(Stored data)
*** Block opens ***

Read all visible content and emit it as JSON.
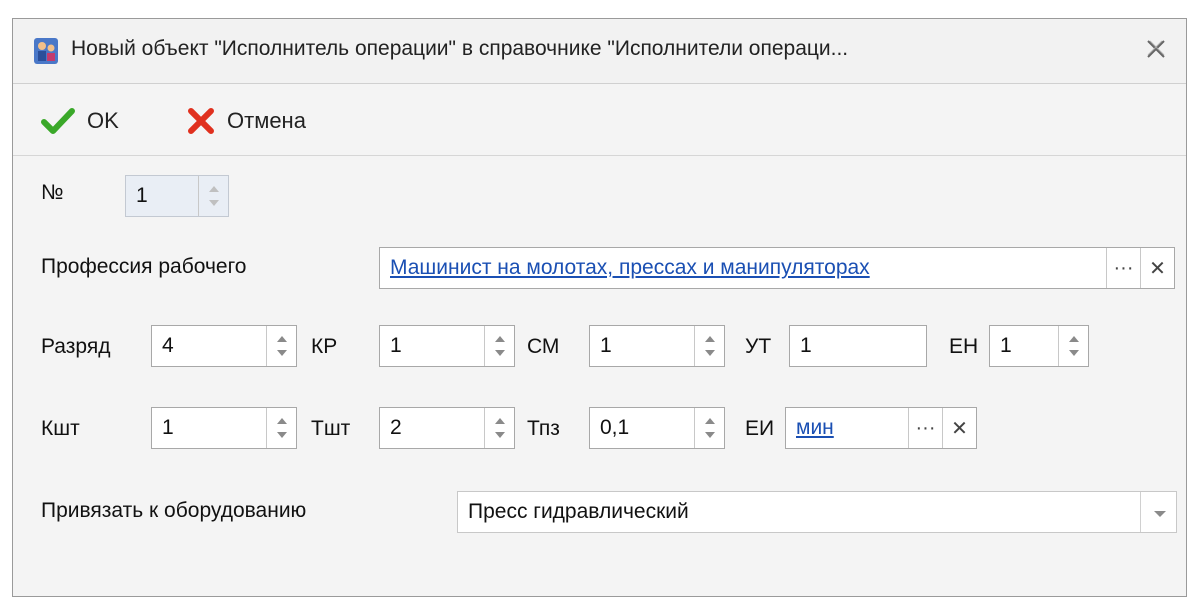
{
  "window": {
    "title": "Новый объект \"Исполнитель операции\" в справочнике \"Исполнители операци...",
    "close_glyph": "✕"
  },
  "toolbar": {
    "ok_label": "OK",
    "cancel_label": "Отмена"
  },
  "form": {
    "number": {
      "label": "№",
      "value": "1"
    },
    "profession": {
      "label": "Профессия рабочего",
      "value": "Машинист на молотах, прессах и манипуляторах",
      "browse": "···",
      "clear": "✕"
    },
    "razryad": {
      "label": "Разряд",
      "value": "4"
    },
    "kr": {
      "label": "КР",
      "value": "1"
    },
    "sm": {
      "label": "СМ",
      "value": "1"
    },
    "ut": {
      "label": "УТ",
      "value": "1"
    },
    "en": {
      "label": "ЕН",
      "value": "1"
    },
    "ksht": {
      "label": "Кшт",
      "value": "1"
    },
    "tsht": {
      "label": "Тшт",
      "value": "2"
    },
    "tpz": {
      "label": "Тпз",
      "value": "0,1"
    },
    "ei": {
      "label": "ЕИ",
      "value": "мин",
      "browse": "···",
      "clear": "✕"
    },
    "equipment": {
      "label": "Привязать к оборудованию",
      "value": "Пресс гидравлический"
    }
  },
  "colors": {
    "link": "#1a4fb3",
    "ok_check": "#3aa829",
    "cancel_x": "#e0301e"
  }
}
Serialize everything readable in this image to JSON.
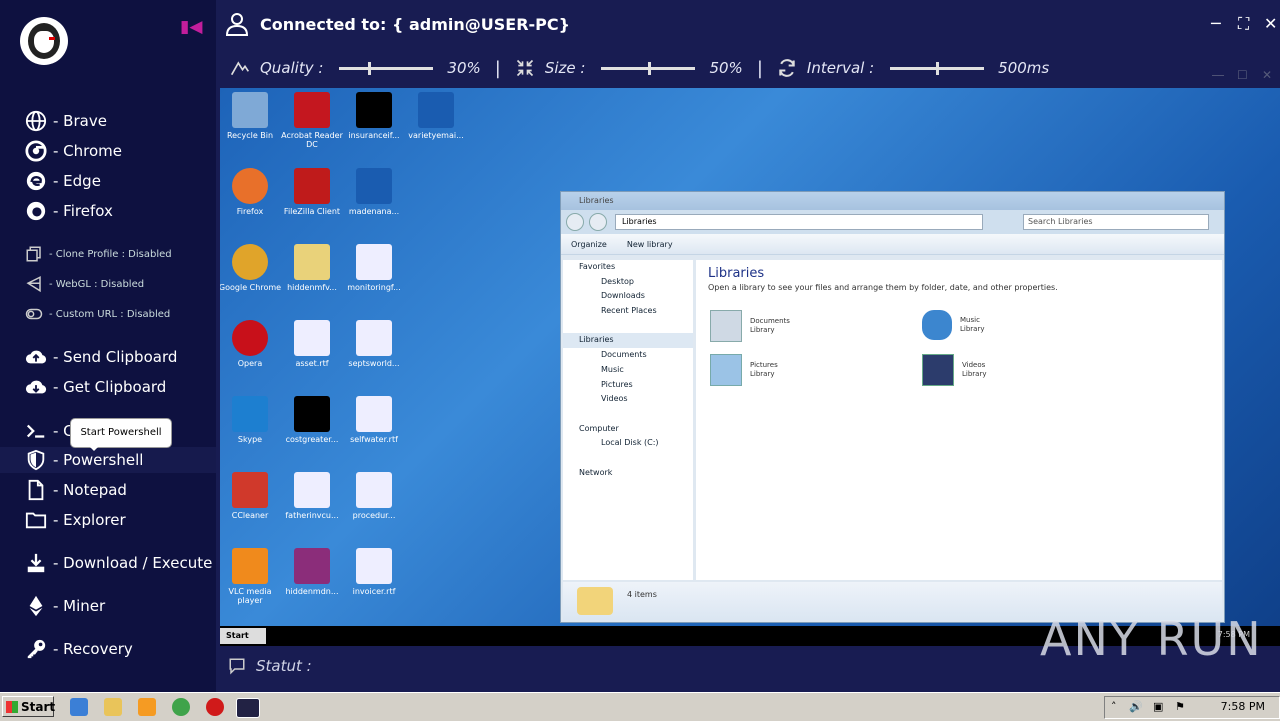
{
  "header": {
    "title": "Connected to: { admin@USER-PC}"
  },
  "toolbar": {
    "quality_label": "Quality :",
    "quality_value": "30%",
    "quality_level": 0.3,
    "size_label": "Size :",
    "size_value": "50%",
    "size_level": 0.5,
    "interval_label": "Interval :",
    "interval_value": "500ms",
    "separator": "|"
  },
  "sidebar": {
    "browsers": [
      {
        "label": "- Brave",
        "icon": "globe-icon"
      },
      {
        "label": "- Chrome",
        "icon": "chrome-icon"
      },
      {
        "label": "- Edge",
        "icon": "edge-icon"
      },
      {
        "label": "- Firefox",
        "icon": "firefox-icon"
      }
    ],
    "options": [
      {
        "label": "- Clone Profile : Disabled",
        "icon": "copy-icon"
      },
      {
        "label": "- WebGL : Disabled",
        "icon": "webgl-icon"
      },
      {
        "label": "- Custom URL : Disabled",
        "icon": "toggle-icon"
      }
    ],
    "clipboard": [
      {
        "label": "- Send Clipboard",
        "icon": "cloud-upload-icon"
      },
      {
        "label": "- Get Clipboard",
        "icon": "cloud-download-icon"
      }
    ],
    "cmd_label": "- C",
    "powershell_label": "- Powershell",
    "notepad_label": "- Notepad",
    "explorer_label": "- Explorer",
    "download_label": "- Download / Execute",
    "miner_label": "- Miner",
    "recovery_label": "- Recovery",
    "tooltip": "Start Powershell"
  },
  "remote_desktop": {
    "icons": [
      {
        "label": "Recycle Bin"
      },
      {
        "label": "Acrobat Reader DC"
      },
      {
        "label": "insuranceif..."
      },
      {
        "label": "varietyemai..."
      },
      {
        "label": "Firefox"
      },
      {
        "label": "FileZilla Client"
      },
      {
        "label": "madenana..."
      },
      {
        "label": "Google Chrome"
      },
      {
        "label": "hiddenmfv..."
      },
      {
        "label": "monitoringf..."
      },
      {
        "label": "Opera"
      },
      {
        "label": "asset.rtf"
      },
      {
        "label": "septsworld..."
      },
      {
        "label": "Skype"
      },
      {
        "label": "costgreater..."
      },
      {
        "label": "selfwater.rtf"
      },
      {
        "label": "CCleaner"
      },
      {
        "label": "fatherinvcu..."
      },
      {
        "label": "procedur..."
      },
      {
        "label": "VLC media player"
      },
      {
        "label": "hiddenmdn..."
      },
      {
        "label": "invoicer.rtf"
      }
    ],
    "explorer": {
      "title": "Libraries",
      "breadcrumb": "Libraries",
      "search_placeholder": "Search Libraries",
      "organize": "Organize",
      "new_library": "New library",
      "nav": [
        "Favorites",
        "Desktop",
        "Downloads",
        "Recent Places",
        "",
        "Libraries",
        "Documents",
        "Music",
        "Pictures",
        "Videos",
        "",
        "Computer",
        "Local Disk (C:)",
        "",
        "Network"
      ],
      "heading": "Libraries",
      "subtitle": "Open a library to see your files and arrange them by folder, date, and other properties.",
      "libraries": [
        {
          "name": "Documents",
          "type": "Library"
        },
        {
          "name": "Music",
          "type": "Library"
        },
        {
          "name": "Pictures",
          "type": "Library"
        },
        {
          "name": "Videos",
          "type": "Library"
        }
      ],
      "status": "4 items"
    },
    "start_label": "Start",
    "clock": "7:58 PM"
  },
  "statut": {
    "label": "Statut :"
  },
  "taskbar": {
    "start": "Start",
    "time": "7:58 PM"
  },
  "watermark": "ANY RUN",
  "colors": {
    "sidebar_bg": "#0e1140",
    "window_bg": "#181c52",
    "accent": "#c21e9c",
    "desktop_blue": "#2a76c8"
  }
}
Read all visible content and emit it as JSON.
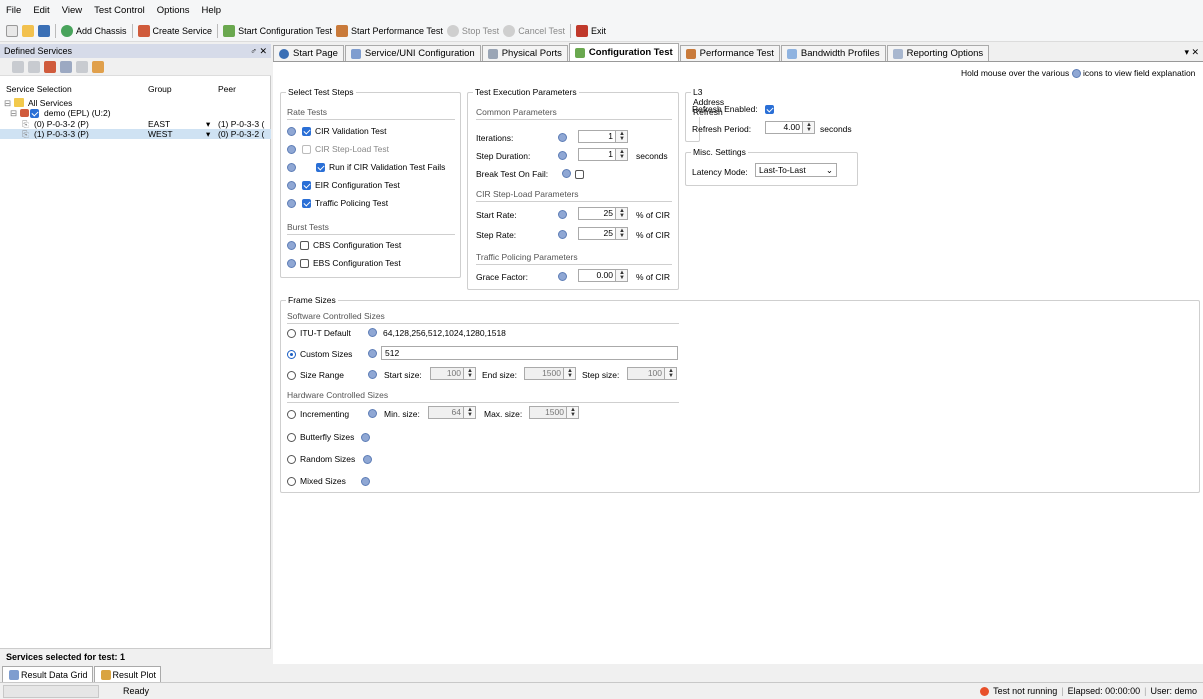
{
  "menu": [
    "File",
    "Edit",
    "View",
    "Test Control",
    "Options",
    "Help"
  ],
  "toolbar": {
    "add_chassis": "Add Chassis",
    "create_service": "Create Service",
    "start_config": "Start Configuration Test",
    "start_perf": "Start Performance Test",
    "stop": "Stop Test",
    "cancel": "Cancel Test",
    "exit": "Exit"
  },
  "left": {
    "title": "Defined Services",
    "pin": "♂ ✕",
    "headers": [
      "Service Selection",
      "Group",
      "Peer"
    ],
    "tree": {
      "all": "All Services",
      "demo": "demo (EPL) (U:2)",
      "rows": [
        {
          "name": "(0) P-0-3-2 (P)",
          "group": "EAST",
          "peer": "(1) P-0-3-3 ("
        },
        {
          "name": "(1) P-0-3-3 (P)",
          "group": "WEST",
          "peer": "(0) P-0-3-2 ("
        }
      ]
    },
    "selected_count": "Services selected for test: 1"
  },
  "tabs": [
    "Start Page",
    "Service/UNI Configuration",
    "Physical Ports",
    "Configuration Test",
    "Performance Test",
    "Bandwidth Profiles",
    "Reporting Options"
  ],
  "tabs_close": "▾ ✕",
  "hint": "Hold mouse over the various",
  "hint2": "icons to view field explanation",
  "select_steps": {
    "title": "Select Test Steps",
    "rate_tests": "Rate Tests",
    "cir_validation": "CIR Validation Test",
    "cir_step_load": "CIR Step-Load Test",
    "run_if": "Run if CIR Validation Test Fails",
    "eir": "EIR Configuration Test",
    "policing": "Traffic Policing Test",
    "burst_tests": "Burst Tests",
    "cbs": "CBS Configuration Test",
    "ebs": "EBS Configuration Test"
  },
  "exec": {
    "title": "Test Execution Parameters",
    "common": "Common Parameters",
    "iterations_label": "Iterations:",
    "iterations": "1",
    "step_dur_label": "Step Duration:",
    "step_dur": "1",
    "seconds": "seconds",
    "break_label": "Break Test On Fail:",
    "cir_params": "CIR Step-Load Parameters",
    "start_rate_label": "Start Rate:",
    "start_rate": "25",
    "step_rate_label": "Step Rate:",
    "step_rate": "25",
    "pct_cir": "% of CIR",
    "policing_params": "Traffic Policing Parameters",
    "grace_label": "Grace Factor:",
    "grace": "0.00"
  },
  "l3": {
    "title": "L3 Address Refresh",
    "enabled_label": "Refresh Enabled:",
    "period_label": "Refresh Period:",
    "period": "4.00",
    "seconds": "seconds"
  },
  "misc": {
    "title": "Misc. Settings",
    "latency_label": "Latency Mode:",
    "latency": "Last-To-Last"
  },
  "frames": {
    "title": "Frame Sizes",
    "software": "Software Controlled Sizes",
    "itu": "ITU-T Default",
    "itu_values": "64,128,256,512,1024,1280,1518",
    "custom": "Custom Sizes",
    "custom_value": "512",
    "range": "Size Range",
    "start_size_label": "Start size:",
    "start_size": "100",
    "end_size_label": "End size:",
    "end_size": "1500",
    "step_size_label": "Step size:",
    "step_size": "100",
    "hardware": "Hardware Controlled Sizes",
    "incrementing": "Incrementing",
    "min_label": "Min. size:",
    "min": "64",
    "max_label": "Max. size:",
    "max": "1500",
    "butterfly": "Butterfly Sizes",
    "random": "Random Sizes",
    "mixed": "Mixed Sizes"
  },
  "bottom_tabs": [
    "Result Data Grid",
    "Result Plot"
  ],
  "status": {
    "ready": "Ready",
    "test_state": "Test not running",
    "elapsed": "Elapsed: 00:00:00",
    "user": "User: demo"
  },
  "colors": {
    "accent": "#2a6fd6",
    "panel_title": "#d6dbe9",
    "selection": "#cfe2f3",
    "status_dot": "#e8502a"
  }
}
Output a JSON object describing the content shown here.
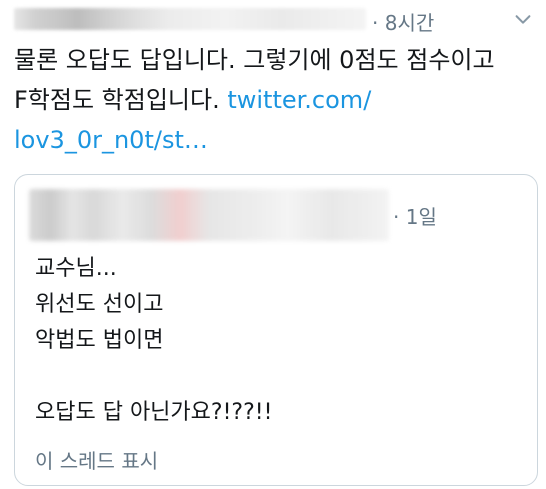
{
  "tweet": {
    "time_meta": "· 8시간",
    "text_lines": [
      "물론 오답도 답입니다. 그렇기에 0점도 점수이고"
    ],
    "text_line2_prefix": "F학점도 학점입니다. ",
    "link_part1": "twitter.com/",
    "link_part2": "lov3_0r_n0t/st…"
  },
  "quote": {
    "time_meta": "· 1일",
    "lines": [
      "교수님...",
      "위선도 선이고",
      "악법도 법이면",
      "",
      "오답도 답 아닌가요?!??!!"
    ],
    "thread_link": "이 스레드 표시"
  },
  "colors": {
    "link": "#1b95e0",
    "meta": "#657786",
    "border": "#ccd6dd"
  },
  "icons": {
    "menu": "chevron-down-icon"
  }
}
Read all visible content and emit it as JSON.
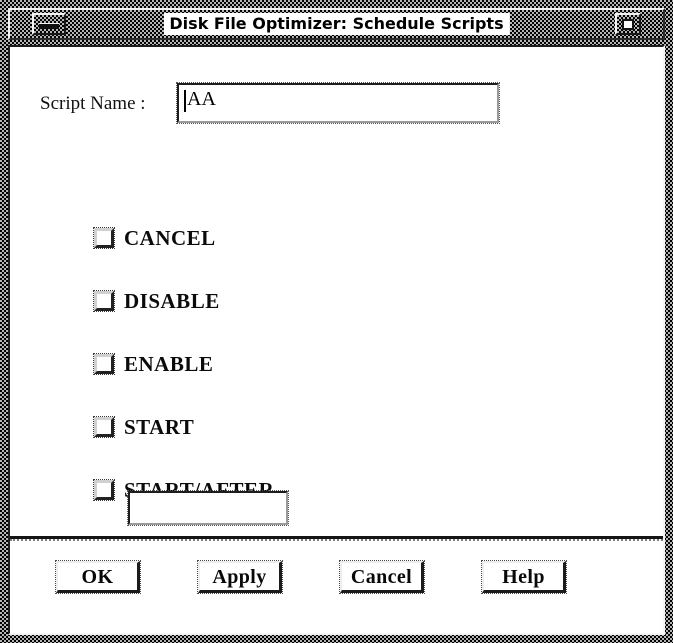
{
  "window": {
    "title": "Disk File Optimizer: Schedule Scripts",
    "minimize_icon": "minimize-icon",
    "maximize_icon": "maximize-icon",
    "frame_color": "#b4b4b4",
    "client_background": "#ffffff"
  },
  "form": {
    "script_name": {
      "label": "Script Name :",
      "value": "AA",
      "placeholder": ""
    },
    "options": [
      {
        "label": "CANCEL",
        "checked": false
      },
      {
        "label": "DISABLE",
        "checked": false
      },
      {
        "label": "ENABLE",
        "checked": false
      },
      {
        "label": "START",
        "checked": false
      },
      {
        "label": "START/AFTER",
        "checked": false
      }
    ],
    "after_field": {
      "value": "",
      "placeholder": ""
    }
  },
  "buttons": {
    "ok": "OK",
    "apply": "Apply",
    "cancel": "Cancel",
    "help": "Help"
  }
}
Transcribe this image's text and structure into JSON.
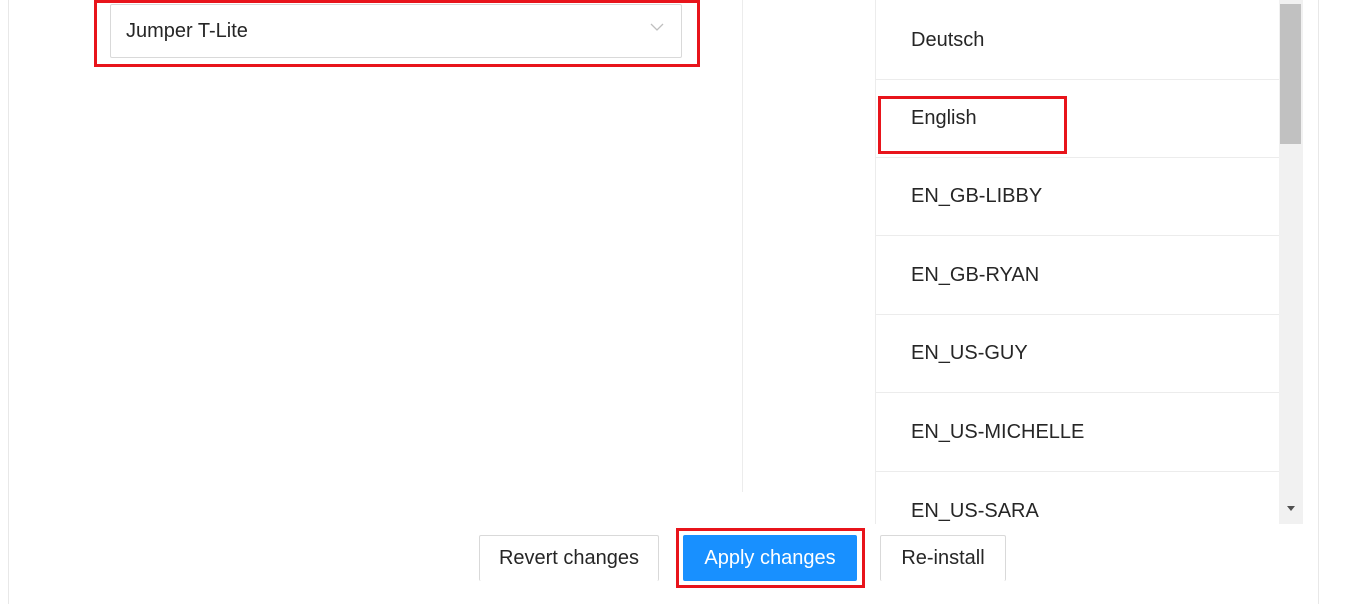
{
  "device_select": {
    "value": "Jumper T-Lite"
  },
  "languages": {
    "items": [
      {
        "label": "Deutsch"
      },
      {
        "label": "English"
      },
      {
        "label": "EN_GB-LIBBY"
      },
      {
        "label": "EN_GB-RYAN"
      },
      {
        "label": "EN_US-GUY"
      },
      {
        "label": "EN_US-MICHELLE"
      },
      {
        "label": "EN_US-SARA"
      }
    ]
  },
  "actions": {
    "revert_label": "Revert changes",
    "apply_label": "Apply changes",
    "reinstall_label": "Re-install"
  },
  "colors": {
    "accent": "#1890ff",
    "highlight": "#e8141b"
  }
}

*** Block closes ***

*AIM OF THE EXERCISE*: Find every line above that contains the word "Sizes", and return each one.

*YOUR RESPONSE*:
    "title": "Frame Sizes",
    "software": "Software Controlled Sizes",
    "custom": "Custom Sizes",
    "hardware": "Hardware Controlled Sizes",
    "butterfly": "Butterfly Sizes",
    "random": "Random Sizes",
    "mixed": "Mixed Sizes"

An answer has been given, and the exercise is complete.